Action item: Output the data below exactly, without images.

Input records:
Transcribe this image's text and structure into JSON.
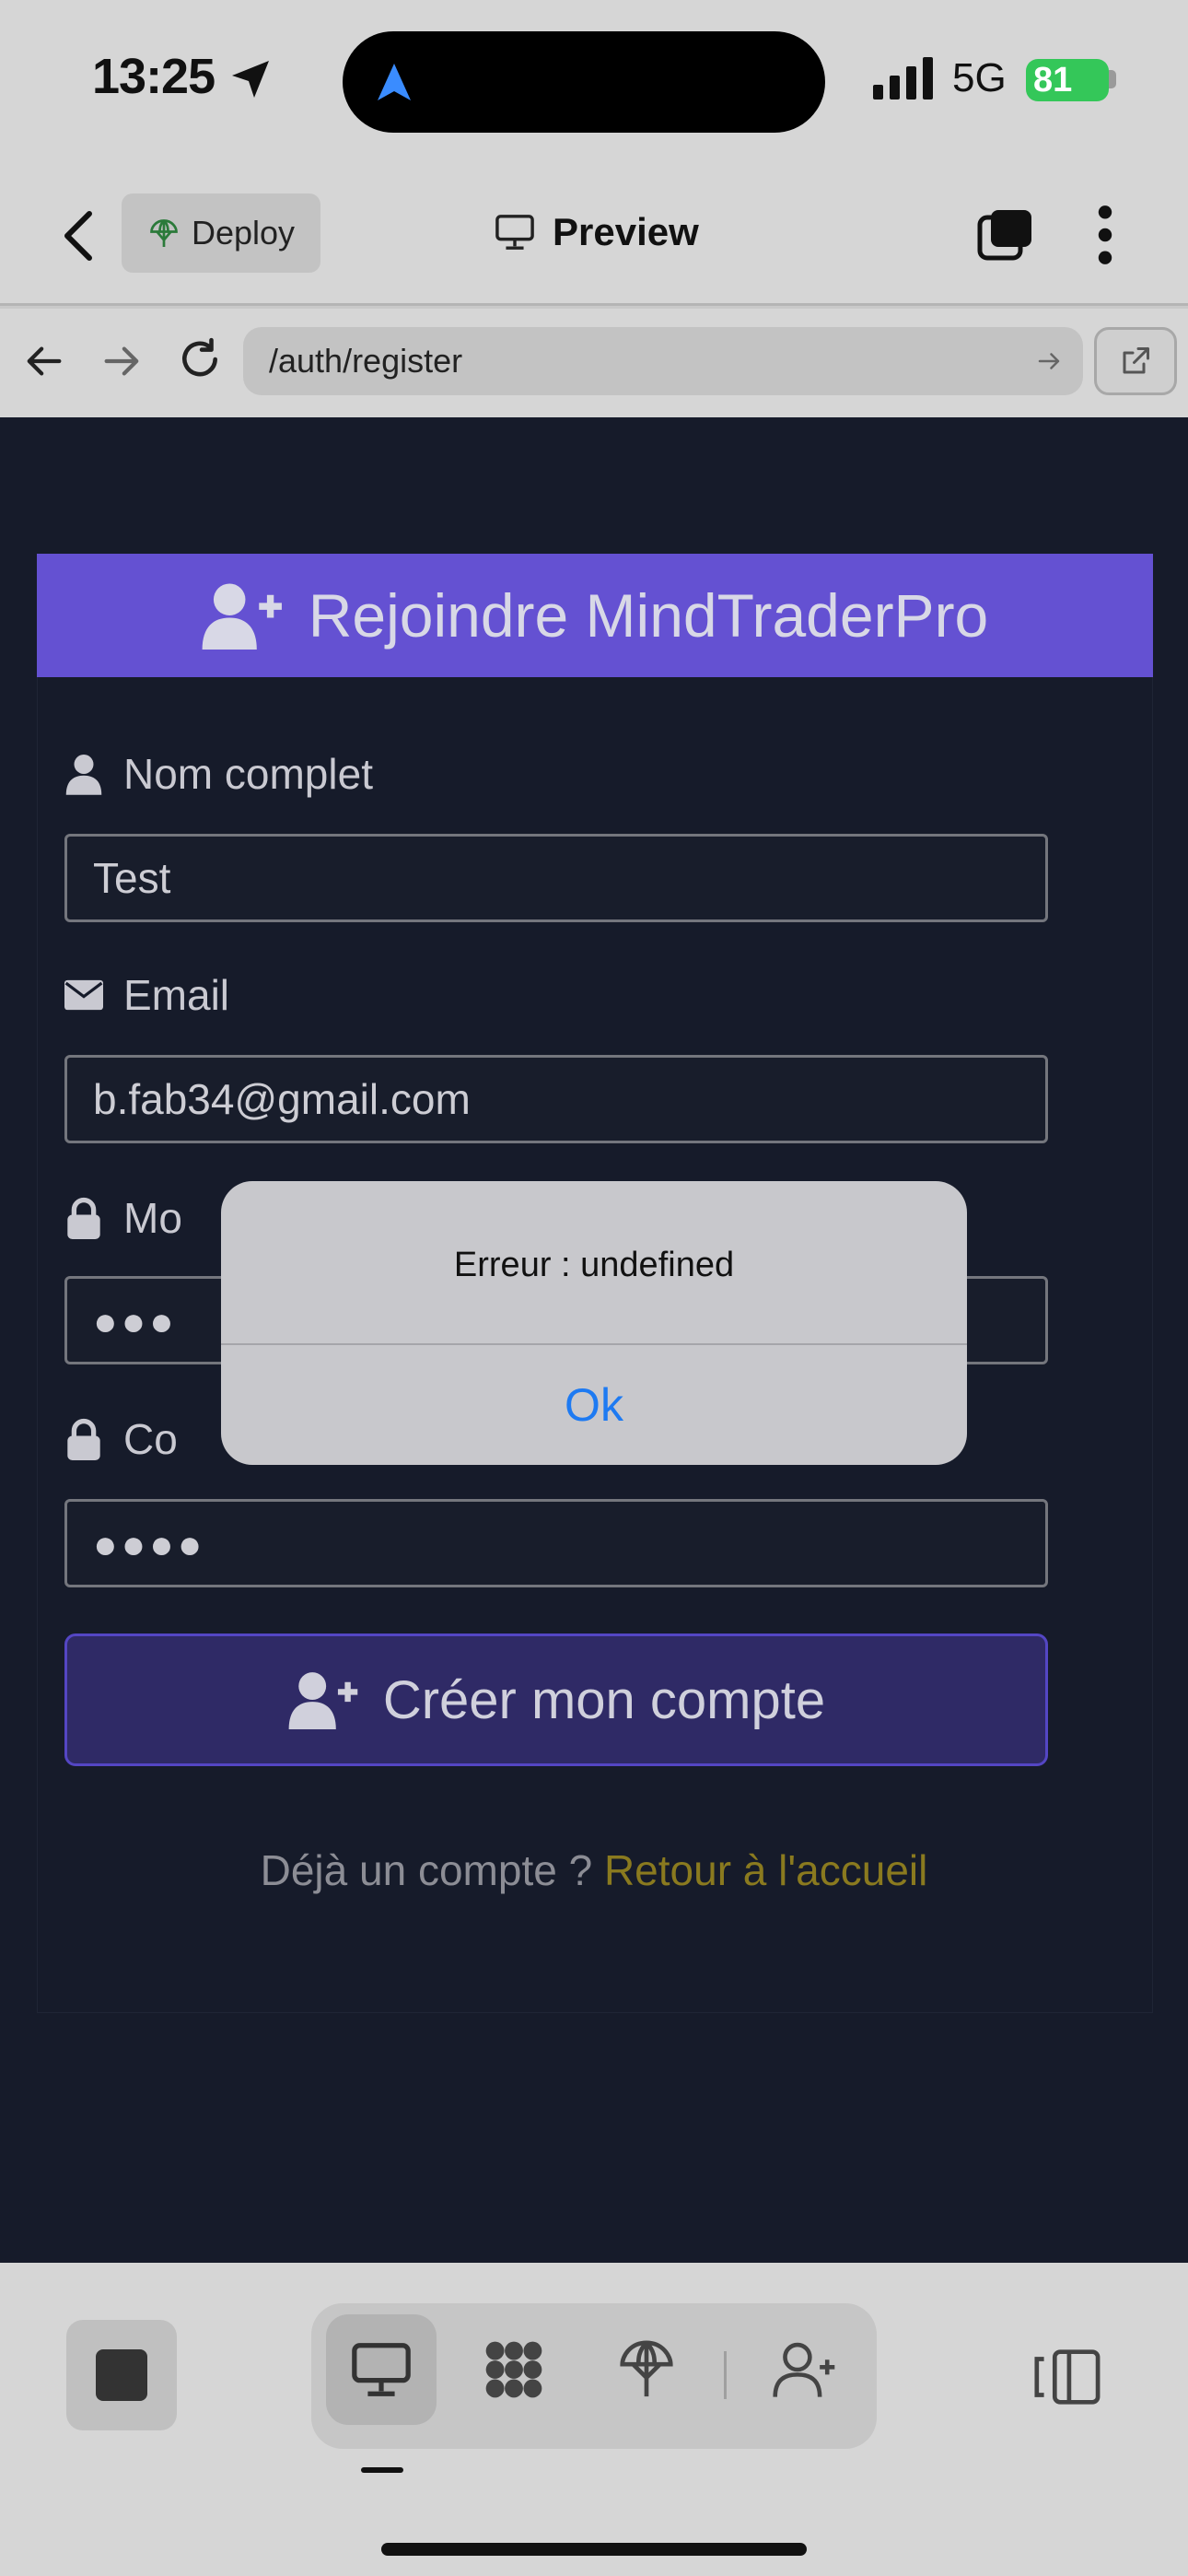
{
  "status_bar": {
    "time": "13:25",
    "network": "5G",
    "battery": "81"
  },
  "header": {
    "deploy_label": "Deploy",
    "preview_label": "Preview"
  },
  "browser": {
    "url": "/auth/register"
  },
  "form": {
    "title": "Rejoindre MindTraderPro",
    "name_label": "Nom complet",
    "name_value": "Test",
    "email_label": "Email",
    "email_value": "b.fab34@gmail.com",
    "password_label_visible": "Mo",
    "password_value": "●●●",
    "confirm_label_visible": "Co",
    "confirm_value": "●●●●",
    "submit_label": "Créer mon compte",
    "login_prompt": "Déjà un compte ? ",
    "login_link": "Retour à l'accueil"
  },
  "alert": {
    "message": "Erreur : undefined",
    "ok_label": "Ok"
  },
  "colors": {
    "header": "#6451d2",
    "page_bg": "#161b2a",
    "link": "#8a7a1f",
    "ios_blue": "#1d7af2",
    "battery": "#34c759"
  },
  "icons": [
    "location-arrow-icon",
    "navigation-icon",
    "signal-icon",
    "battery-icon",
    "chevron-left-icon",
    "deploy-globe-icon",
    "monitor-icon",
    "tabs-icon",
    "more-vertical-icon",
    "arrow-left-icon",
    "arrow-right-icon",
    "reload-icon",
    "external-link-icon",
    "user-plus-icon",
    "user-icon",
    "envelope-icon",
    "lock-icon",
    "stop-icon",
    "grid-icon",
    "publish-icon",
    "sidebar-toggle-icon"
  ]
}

Response area:
Transcribe this image's text and structure into JSON.
{
  "status_bar": {
    "time": "13:25",
    "network": "5G",
    "battery": "81"
  },
  "header": {
    "deploy_label": "Deploy",
    "preview_label": "Preview"
  },
  "browser": {
    "url": "/auth/register"
  },
  "form": {
    "title": "Rejoindre MindTraderPro",
    "name_label": "Nom complet",
    "name_value": "Test",
    "email_label": "Email",
    "email_value": "b.fab34@gmail.com",
    "password_label_visible": "Mo",
    "password_value": "●●●",
    "confirm_label_visible": "Co",
    "confirm_value": "●●●●",
    "submit_label": "Créer mon compte",
    "login_prompt": "Déjà un compte ? ",
    "login_link": "Retour à l'accueil"
  },
  "alert": {
    "message": "Erreur : undefined",
    "ok_label": "Ok"
  },
  "colors": {
    "header": "#6451d2",
    "page_bg": "#161b2a",
    "link": "#8a7a1f",
    "ios_blue": "#1d7af2",
    "battery": "#34c759"
  },
  "icons": [
    "location-arrow-icon",
    "navigation-icon",
    "signal-icon",
    "battery-icon",
    "chevron-left-icon",
    "deploy-globe-icon",
    "monitor-icon",
    "tabs-icon",
    "more-vertical-icon",
    "arrow-left-icon",
    "arrow-right-icon",
    "reload-icon",
    "external-link-icon",
    "user-plus-icon",
    "user-icon",
    "envelope-icon",
    "lock-icon",
    "stop-icon",
    "grid-icon",
    "publish-icon",
    "sidebar-toggle-icon"
  ]
}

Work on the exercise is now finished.